4.16.2009 | 11 Comments
Okay, so it may only be a book review, but I feel pretty proud to be published in the current Journal of Sex & Marital Therapy.
I reviewed “Sex & the Soul: Juggling Sexuality, Spirituality, Romance and Religion on America’s College Campuses” by Donna Freitas.
Freitas interviewed and surveyed students from a variety of colleges, including Catholic and Evangelical schools. Initially she thought she would be comparing these religious campuses with the non-religious ones, but she soon discovered that the real distinction was between the Evangelical campuses and everybody else.
What I couldn’t say in my review is that I totally identified with her description of the Evangelical campus. I went to a conservative Christian college in Minnesota in the mid-90s. There was a lot of pressure to NOT LOOK sexual, NOT ACT sexual, and definitely NOT BE sexual outside of marriage. There was a strict code of conduct that included things like stipulations on how long a woman’s skirt had to be – and it was enforced.

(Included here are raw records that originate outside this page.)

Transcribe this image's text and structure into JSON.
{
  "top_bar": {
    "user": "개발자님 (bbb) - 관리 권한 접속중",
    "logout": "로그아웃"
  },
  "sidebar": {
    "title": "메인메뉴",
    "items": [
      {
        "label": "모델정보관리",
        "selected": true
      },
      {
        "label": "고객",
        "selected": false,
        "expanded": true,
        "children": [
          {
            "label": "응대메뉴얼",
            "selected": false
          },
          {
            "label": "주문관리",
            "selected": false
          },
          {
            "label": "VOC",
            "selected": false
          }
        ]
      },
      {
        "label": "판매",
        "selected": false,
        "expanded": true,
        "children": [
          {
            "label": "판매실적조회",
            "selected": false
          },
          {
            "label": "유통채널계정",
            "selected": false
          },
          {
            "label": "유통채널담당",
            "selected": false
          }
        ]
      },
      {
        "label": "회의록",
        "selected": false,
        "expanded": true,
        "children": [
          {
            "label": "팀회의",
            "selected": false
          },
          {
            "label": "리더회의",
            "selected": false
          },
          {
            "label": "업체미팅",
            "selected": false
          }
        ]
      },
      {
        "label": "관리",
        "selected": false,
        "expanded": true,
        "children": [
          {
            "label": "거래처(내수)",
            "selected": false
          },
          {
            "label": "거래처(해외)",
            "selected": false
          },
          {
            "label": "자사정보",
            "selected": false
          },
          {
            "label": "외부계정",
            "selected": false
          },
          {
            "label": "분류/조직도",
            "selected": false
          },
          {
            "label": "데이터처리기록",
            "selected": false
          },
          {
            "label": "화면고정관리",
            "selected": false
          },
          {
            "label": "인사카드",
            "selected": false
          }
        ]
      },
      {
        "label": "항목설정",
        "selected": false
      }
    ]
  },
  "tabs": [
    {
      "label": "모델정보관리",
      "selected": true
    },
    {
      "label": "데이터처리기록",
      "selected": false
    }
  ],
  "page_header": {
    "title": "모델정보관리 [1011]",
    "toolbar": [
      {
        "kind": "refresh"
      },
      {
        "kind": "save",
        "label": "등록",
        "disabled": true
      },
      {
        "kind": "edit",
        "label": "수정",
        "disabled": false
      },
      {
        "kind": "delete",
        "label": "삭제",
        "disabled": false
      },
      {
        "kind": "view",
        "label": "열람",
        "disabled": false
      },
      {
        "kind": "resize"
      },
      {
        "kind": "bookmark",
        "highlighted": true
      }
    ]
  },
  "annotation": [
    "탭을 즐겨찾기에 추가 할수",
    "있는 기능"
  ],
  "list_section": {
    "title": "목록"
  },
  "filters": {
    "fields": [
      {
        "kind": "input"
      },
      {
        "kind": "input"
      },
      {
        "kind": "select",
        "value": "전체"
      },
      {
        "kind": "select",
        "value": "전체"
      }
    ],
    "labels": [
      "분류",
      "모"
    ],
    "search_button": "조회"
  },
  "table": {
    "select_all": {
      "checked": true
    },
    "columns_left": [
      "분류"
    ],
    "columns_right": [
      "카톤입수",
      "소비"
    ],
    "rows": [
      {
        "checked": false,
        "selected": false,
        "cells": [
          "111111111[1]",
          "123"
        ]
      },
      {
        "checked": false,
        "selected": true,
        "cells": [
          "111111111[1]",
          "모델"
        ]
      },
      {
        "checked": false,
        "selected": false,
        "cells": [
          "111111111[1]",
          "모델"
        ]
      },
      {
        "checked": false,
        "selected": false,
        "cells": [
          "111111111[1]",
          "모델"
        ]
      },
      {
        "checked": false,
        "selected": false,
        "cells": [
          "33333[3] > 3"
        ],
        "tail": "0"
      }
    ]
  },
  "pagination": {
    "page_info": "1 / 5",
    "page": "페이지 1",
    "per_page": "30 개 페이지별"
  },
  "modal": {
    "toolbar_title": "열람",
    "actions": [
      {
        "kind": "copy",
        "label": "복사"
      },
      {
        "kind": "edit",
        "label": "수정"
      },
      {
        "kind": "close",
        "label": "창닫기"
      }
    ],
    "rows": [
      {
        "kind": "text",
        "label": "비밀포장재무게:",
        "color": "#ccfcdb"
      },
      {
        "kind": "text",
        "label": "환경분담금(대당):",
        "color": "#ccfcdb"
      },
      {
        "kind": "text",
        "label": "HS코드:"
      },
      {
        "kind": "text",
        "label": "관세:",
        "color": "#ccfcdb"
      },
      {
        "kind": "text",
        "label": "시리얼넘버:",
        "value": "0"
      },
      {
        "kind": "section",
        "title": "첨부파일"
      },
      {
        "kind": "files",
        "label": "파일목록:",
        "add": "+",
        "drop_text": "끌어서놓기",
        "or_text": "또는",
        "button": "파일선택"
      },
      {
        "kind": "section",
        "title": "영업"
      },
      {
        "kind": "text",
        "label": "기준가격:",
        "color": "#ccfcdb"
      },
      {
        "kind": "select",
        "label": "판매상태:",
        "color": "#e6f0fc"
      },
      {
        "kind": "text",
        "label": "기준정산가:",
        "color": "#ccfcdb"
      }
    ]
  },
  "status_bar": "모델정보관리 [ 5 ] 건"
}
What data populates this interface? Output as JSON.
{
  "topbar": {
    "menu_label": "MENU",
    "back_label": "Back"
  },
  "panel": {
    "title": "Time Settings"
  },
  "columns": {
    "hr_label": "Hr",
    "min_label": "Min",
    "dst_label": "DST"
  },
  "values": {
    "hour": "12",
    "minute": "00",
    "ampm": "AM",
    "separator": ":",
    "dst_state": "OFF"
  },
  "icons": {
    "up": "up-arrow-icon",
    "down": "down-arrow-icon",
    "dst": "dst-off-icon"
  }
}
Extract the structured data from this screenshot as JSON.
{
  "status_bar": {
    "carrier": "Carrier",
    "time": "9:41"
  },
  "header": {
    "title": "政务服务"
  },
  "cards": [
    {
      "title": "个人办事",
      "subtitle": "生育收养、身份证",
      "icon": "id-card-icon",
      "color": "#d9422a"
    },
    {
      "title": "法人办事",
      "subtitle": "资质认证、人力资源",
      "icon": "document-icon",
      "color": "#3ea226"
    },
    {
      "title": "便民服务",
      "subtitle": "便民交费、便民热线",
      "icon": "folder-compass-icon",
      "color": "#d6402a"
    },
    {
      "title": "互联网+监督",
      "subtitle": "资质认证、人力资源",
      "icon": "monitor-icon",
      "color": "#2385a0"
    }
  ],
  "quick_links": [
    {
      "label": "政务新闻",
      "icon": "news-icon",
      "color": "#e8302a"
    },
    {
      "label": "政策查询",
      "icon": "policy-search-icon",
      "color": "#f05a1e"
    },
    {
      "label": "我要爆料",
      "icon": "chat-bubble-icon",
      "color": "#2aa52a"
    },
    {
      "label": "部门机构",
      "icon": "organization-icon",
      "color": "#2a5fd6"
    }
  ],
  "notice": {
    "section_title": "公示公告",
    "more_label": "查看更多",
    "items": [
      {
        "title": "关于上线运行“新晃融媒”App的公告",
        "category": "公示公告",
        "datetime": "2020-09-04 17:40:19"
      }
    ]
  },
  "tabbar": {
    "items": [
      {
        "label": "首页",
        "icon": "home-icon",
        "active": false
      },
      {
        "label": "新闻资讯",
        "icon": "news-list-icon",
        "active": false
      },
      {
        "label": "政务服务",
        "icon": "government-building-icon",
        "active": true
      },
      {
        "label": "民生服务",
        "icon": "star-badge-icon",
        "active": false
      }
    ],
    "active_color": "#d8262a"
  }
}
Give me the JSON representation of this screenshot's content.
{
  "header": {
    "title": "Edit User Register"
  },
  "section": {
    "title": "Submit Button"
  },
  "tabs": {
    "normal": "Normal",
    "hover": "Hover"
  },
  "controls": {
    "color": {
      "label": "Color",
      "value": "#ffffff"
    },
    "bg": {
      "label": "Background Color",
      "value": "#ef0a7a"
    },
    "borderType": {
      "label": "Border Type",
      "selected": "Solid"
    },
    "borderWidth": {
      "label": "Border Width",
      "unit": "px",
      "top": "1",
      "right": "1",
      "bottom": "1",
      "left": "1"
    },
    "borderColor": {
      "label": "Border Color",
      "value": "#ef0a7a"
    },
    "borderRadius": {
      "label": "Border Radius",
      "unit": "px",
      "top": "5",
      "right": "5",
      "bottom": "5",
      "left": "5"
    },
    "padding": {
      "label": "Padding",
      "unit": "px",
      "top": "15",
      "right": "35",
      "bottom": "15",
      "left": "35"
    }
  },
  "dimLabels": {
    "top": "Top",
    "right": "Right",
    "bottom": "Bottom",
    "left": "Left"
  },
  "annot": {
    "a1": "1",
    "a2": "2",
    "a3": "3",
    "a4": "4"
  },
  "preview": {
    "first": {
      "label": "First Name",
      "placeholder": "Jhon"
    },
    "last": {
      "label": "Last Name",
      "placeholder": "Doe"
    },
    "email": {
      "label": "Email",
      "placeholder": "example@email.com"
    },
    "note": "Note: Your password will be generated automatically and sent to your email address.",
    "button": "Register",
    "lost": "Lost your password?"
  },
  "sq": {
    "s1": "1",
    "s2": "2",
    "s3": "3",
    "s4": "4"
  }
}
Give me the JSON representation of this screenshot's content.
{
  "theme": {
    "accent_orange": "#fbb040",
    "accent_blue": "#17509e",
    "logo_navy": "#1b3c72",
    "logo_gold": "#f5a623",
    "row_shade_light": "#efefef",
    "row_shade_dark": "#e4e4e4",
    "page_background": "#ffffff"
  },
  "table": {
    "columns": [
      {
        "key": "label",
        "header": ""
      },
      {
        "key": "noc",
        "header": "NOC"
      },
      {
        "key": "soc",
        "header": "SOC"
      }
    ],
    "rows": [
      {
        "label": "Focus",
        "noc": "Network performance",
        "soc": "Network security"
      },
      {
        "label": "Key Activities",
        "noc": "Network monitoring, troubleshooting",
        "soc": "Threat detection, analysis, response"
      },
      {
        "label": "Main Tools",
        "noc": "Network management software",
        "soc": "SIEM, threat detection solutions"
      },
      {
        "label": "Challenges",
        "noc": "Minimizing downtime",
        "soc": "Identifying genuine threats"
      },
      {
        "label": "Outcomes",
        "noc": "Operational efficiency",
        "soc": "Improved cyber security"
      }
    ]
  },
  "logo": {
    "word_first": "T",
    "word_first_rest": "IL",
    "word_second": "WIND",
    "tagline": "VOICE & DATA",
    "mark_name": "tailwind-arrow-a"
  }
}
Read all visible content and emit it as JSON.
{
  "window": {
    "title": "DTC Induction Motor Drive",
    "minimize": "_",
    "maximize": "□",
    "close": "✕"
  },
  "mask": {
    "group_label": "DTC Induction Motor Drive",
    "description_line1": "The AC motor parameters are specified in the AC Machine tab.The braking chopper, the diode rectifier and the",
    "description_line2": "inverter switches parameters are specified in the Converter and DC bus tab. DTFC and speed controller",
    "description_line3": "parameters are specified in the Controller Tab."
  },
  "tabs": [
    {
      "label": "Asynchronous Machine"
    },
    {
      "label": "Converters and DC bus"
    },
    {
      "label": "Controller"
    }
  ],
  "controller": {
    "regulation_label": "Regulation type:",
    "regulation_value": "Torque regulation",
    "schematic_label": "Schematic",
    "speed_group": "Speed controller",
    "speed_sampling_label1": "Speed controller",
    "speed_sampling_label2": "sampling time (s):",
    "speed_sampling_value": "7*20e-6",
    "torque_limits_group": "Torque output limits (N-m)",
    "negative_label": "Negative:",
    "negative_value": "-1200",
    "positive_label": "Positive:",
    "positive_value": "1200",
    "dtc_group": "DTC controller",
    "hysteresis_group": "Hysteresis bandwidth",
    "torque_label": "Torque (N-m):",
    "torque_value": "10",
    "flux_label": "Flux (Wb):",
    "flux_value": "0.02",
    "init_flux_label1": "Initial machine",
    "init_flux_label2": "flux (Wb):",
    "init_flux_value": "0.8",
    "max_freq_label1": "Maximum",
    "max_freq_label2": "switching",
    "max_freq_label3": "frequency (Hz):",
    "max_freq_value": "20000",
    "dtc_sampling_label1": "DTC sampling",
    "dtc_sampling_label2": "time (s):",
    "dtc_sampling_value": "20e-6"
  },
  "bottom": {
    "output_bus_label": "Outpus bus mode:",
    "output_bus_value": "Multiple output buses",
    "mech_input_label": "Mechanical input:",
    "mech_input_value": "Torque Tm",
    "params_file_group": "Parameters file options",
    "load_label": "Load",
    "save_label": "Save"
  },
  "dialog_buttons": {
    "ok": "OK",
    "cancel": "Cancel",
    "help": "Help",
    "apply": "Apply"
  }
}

We also had visitation hours strictly enforced. As a resident assistant my junior year, it was my duty to monitor the dorms on the weekends and be sure that if the opposite sex was visiting, that the door was open, the lights were on, and there was no hanky-panky going on. I may not have agreed with the rules, but I managed to adhere to (most of) them. Imagine my confusion, then, when at one point I was taken to task for having a piece of art in my room that was deemed offensive. The closest thing I had to anything “suggestive” was a tasteful (I thought) black and white print of Isabella Rossellini and Mikhail Baryshnikov. (Although, now that I think of it — he did have his shirt off! And they were in an embrace. And dancers do wear those tights that show everything. Ah yes, I can see what was so disturbing to one’s virgin eyes!)
So although the other schools have their share of sexual issues to deal with, it’s clear (at least to me, and I believe to Freitas) that the Evangelical campuses have their share of problems as well. They may not be the “obvious” problems that draw attention, but Evangelical campuses are perpetuating a possibly dangerous naivete among their students.
Ignorance is not bliss.